Time and weather, not vandals, were the culprits in the wall’s disintegration, says Ms. Smith-Upton. Almost no one defaced it over the years, a fact she chalks up to “the power of the community process” that brought the project to fruition. “[Neighbors] watch out for it, take ownership of” something they are involved in, she says.

Involving the community was a massive endeavor. Karen Chavers headed the Evanston Neighborhood Conference back in 1992 and was among the leaders who helped bring together shocked residents in the wake of the shooting. There was a candlelight vigil, she remembers, and then an outreach campaign that culminated in the construction and painting of the wall.

The goal was to make the neighborhood safer for kids,” says Ms. Chavers. But first people had to get to know each other.

Local businesses and City officials rallied to help, she says. The Recreation Department brought services to the neighborhood; a Howard Street pizza place contributed free pizza and meeting space. Aldermen and groups like Brummel Park Neighbors, along with non-profits such as Youth Organizations Umbrella, pitched in. Ms. Chavers and Ms. Smith-Upton went door to door, distributing flyers and lending their ears.

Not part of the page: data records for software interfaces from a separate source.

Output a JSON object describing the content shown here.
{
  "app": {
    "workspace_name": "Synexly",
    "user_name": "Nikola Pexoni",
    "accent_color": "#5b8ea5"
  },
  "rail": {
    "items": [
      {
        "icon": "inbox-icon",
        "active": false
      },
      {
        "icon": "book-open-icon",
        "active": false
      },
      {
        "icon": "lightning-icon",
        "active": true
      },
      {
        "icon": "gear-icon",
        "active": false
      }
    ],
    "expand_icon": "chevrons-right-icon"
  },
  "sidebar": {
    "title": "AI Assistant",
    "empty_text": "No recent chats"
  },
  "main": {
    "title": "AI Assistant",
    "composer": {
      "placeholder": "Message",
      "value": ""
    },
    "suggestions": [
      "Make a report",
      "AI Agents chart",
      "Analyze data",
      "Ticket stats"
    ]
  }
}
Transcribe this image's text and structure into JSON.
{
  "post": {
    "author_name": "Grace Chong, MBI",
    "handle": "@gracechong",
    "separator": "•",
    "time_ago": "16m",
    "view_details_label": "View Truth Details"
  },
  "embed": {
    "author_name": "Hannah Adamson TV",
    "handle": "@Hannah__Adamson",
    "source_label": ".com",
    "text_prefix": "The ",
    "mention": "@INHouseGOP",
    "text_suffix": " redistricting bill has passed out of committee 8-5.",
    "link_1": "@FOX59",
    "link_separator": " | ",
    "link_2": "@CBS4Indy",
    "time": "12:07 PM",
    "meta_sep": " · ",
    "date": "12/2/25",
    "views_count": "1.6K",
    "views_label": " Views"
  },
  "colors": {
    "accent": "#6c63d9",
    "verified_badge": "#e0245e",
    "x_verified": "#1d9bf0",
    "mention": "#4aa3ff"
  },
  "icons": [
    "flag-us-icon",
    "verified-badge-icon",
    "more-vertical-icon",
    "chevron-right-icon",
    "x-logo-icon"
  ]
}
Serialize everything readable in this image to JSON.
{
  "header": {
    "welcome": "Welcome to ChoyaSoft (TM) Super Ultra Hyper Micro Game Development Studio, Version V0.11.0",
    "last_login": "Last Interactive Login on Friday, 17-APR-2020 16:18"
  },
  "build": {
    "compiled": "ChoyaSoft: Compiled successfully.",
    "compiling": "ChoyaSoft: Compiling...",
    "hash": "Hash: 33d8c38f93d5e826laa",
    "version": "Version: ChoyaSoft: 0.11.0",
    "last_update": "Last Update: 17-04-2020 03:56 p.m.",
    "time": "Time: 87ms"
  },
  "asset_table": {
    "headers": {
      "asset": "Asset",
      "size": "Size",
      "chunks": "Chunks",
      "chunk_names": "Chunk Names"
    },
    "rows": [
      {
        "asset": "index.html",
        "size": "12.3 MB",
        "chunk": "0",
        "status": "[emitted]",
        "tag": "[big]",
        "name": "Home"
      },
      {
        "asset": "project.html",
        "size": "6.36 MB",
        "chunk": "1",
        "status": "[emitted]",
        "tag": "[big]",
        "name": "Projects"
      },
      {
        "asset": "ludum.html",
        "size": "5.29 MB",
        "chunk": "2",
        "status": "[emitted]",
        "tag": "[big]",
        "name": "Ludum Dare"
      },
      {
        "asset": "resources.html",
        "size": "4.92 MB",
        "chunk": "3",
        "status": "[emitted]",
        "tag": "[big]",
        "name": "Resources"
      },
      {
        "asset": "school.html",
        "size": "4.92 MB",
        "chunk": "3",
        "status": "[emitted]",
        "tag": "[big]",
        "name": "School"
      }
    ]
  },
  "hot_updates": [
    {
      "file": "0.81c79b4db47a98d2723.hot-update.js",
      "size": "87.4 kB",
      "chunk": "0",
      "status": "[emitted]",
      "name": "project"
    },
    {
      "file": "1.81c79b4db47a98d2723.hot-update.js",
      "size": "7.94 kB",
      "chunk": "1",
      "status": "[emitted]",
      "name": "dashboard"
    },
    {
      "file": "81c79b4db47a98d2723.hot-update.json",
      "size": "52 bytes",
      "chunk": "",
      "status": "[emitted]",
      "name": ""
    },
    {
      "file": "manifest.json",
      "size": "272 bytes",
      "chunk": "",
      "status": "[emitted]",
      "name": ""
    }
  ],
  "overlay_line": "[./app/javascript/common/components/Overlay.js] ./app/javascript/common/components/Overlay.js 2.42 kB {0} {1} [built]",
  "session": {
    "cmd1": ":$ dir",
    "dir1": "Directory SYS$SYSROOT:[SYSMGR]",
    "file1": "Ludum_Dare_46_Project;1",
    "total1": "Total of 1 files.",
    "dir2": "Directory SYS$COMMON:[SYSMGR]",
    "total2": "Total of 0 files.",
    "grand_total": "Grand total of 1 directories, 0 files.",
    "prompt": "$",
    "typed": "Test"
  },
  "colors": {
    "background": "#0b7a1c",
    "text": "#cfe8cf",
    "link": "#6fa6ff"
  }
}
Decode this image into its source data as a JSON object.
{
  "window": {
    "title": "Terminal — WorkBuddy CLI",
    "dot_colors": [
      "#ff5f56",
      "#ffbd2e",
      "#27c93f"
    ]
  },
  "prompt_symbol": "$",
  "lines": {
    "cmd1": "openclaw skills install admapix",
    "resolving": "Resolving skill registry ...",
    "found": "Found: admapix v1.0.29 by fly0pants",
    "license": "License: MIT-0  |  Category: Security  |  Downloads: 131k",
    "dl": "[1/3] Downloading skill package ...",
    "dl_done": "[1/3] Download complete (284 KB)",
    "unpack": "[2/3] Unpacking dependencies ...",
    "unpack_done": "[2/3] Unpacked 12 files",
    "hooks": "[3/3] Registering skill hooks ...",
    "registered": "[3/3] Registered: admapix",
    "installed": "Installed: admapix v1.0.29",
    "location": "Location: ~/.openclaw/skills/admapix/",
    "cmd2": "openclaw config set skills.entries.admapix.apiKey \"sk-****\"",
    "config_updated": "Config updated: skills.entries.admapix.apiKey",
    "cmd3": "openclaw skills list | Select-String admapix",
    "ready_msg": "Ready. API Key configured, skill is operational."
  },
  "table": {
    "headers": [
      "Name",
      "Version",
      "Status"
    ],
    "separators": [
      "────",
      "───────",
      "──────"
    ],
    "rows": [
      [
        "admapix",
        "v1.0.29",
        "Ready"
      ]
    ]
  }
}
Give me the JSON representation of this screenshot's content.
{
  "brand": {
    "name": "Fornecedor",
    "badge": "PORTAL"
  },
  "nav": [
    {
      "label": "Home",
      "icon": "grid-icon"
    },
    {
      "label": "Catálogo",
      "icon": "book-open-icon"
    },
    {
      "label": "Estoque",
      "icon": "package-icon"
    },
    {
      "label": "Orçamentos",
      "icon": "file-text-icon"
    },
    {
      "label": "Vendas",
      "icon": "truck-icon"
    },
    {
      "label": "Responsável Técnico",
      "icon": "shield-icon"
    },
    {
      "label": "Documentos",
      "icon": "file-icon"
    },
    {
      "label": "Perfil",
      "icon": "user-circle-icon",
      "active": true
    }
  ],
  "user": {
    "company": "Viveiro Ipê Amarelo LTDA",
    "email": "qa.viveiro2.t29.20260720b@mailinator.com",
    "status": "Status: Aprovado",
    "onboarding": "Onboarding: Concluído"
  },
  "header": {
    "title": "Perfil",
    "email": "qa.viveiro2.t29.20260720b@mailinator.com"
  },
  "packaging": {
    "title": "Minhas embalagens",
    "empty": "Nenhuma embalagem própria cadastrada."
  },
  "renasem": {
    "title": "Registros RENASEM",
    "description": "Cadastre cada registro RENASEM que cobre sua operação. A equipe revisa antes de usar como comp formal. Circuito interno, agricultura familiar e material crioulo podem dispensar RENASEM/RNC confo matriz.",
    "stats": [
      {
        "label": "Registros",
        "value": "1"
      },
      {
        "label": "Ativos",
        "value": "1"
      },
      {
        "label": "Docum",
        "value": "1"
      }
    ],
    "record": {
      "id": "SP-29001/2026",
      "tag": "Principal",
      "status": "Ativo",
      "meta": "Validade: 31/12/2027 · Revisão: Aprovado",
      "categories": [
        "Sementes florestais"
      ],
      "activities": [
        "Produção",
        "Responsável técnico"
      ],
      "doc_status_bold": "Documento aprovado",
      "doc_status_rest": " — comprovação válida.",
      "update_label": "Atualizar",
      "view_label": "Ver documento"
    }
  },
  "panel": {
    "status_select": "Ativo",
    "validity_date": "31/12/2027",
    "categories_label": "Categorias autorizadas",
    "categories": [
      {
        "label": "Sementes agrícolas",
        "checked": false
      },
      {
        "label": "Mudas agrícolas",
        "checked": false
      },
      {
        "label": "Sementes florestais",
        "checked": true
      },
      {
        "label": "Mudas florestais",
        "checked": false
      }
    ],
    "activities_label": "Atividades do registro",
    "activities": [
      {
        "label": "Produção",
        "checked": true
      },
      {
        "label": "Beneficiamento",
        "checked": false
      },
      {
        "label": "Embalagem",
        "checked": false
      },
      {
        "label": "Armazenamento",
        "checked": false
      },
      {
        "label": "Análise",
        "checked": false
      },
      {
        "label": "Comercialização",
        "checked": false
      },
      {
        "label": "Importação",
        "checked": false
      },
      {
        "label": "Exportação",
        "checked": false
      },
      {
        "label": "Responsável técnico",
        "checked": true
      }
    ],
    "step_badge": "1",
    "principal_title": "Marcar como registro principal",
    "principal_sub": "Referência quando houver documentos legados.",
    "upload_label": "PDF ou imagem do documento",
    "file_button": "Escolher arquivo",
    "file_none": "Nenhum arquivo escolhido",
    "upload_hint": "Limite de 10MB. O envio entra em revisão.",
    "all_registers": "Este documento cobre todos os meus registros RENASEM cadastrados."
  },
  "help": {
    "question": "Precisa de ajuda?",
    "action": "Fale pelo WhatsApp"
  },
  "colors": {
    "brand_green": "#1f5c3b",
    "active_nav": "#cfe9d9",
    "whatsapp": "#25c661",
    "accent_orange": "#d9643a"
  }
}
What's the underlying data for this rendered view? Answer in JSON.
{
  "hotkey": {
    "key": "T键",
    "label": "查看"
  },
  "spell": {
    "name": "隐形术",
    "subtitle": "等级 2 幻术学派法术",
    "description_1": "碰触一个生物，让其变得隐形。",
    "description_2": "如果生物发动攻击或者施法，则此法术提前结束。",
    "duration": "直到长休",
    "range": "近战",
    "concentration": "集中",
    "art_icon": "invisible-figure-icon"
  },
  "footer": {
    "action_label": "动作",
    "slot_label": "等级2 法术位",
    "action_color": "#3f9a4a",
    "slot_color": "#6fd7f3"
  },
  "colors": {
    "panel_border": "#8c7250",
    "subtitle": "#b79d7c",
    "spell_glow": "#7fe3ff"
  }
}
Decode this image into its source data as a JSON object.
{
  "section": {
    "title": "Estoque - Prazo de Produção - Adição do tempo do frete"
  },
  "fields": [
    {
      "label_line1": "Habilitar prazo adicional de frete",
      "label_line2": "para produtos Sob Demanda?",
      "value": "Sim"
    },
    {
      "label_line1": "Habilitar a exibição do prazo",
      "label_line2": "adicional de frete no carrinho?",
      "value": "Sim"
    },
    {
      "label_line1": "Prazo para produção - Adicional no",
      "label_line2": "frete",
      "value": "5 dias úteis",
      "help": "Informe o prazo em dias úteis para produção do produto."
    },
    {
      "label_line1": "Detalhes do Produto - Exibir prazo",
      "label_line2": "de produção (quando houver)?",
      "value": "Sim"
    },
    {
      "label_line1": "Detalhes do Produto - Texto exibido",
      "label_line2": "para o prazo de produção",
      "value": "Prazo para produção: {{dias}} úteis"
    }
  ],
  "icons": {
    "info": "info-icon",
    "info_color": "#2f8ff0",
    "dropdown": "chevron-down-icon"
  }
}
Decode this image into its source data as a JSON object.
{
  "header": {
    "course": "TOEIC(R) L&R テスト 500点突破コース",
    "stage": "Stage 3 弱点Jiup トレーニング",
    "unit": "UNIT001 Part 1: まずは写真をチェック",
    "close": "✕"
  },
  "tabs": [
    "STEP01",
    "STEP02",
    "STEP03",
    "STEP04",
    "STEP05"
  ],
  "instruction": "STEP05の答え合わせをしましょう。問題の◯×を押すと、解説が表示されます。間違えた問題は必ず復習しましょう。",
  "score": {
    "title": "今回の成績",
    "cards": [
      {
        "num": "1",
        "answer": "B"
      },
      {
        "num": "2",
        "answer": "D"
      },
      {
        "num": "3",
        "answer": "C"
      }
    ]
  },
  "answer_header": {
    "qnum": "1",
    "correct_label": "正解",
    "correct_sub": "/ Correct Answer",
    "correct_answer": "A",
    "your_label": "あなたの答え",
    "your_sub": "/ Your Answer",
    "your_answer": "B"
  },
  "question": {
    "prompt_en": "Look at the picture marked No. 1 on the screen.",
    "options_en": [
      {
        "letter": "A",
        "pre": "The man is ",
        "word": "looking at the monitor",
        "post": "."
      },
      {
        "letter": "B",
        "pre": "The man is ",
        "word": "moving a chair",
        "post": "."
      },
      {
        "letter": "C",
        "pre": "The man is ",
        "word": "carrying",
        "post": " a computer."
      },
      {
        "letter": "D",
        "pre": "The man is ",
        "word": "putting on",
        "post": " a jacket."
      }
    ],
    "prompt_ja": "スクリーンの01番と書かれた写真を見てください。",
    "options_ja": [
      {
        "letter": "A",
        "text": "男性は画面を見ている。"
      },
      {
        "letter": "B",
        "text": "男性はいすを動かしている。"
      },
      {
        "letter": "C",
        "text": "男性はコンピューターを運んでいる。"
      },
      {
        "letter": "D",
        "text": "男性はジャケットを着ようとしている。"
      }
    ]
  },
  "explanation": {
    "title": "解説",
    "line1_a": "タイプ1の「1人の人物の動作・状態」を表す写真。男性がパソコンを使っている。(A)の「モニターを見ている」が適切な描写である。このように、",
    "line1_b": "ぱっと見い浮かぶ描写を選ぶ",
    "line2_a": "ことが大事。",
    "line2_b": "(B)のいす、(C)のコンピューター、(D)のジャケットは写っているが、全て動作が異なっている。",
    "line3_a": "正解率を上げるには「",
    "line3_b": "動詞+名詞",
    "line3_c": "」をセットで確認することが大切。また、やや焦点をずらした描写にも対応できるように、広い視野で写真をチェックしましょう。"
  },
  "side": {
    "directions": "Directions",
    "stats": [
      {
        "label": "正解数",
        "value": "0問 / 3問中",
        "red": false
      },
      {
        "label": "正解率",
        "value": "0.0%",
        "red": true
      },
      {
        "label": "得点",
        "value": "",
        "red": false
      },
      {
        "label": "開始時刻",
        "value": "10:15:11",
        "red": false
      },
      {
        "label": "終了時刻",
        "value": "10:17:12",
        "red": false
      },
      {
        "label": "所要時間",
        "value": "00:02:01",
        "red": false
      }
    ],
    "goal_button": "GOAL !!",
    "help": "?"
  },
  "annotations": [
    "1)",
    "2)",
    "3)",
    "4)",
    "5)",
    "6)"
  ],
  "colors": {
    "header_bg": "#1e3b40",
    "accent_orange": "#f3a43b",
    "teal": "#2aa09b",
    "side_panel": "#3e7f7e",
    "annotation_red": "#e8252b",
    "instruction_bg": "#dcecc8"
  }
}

Newcomers, many of them Caribbean or Hispanic, got acquainted with each other and their town, says Ms. Chavers. Organizers scheduled tours of Evanston.

And meetings where “we invited people to bring something from their place of origin,” says Ms. Chavers. They brought drawings, as well. And tales. When they decided to create the wall, she says, “it was not about art. It was about the community telling its stories, getting to know each other.”

Participants brainstormed, expressing their dreams along with their concerns. In the end, the largest part of the mural was devoted to hope. “You don’t want to get stuck in the problems,” says Ms. Smith-Upton.

She was a young artist working with the Chicago Public Art Group when the community interviewed and hired her as part of a plan to reclaim Clyde-Brummel Park. The playground was slated for new equipment, and there was widespread desire to replace the short chain-link fence that was the only safeguard against the Skokie Swift.

When the City again approached the CPAG last year about restoring the wall, Ms. Upton-Smith was available and enthusiastic. All the wood panels needed replacement, and planners decided to use the same expensive, marine-grade plywood that had lasted 16 years. Primed and waterproofed, the new panels now sit 3 inches off the ground and will have a drip cap installed on top to minimize deterioration.

Ms. Upton-Smith, now an experienced mosaic artist, consults with teachers about murals. Surveying the wall that was one of her first projects – and the volunteers immersed in re-doing it — she is still impressed with its scale and impact. “Murals relate to you physically,” she says.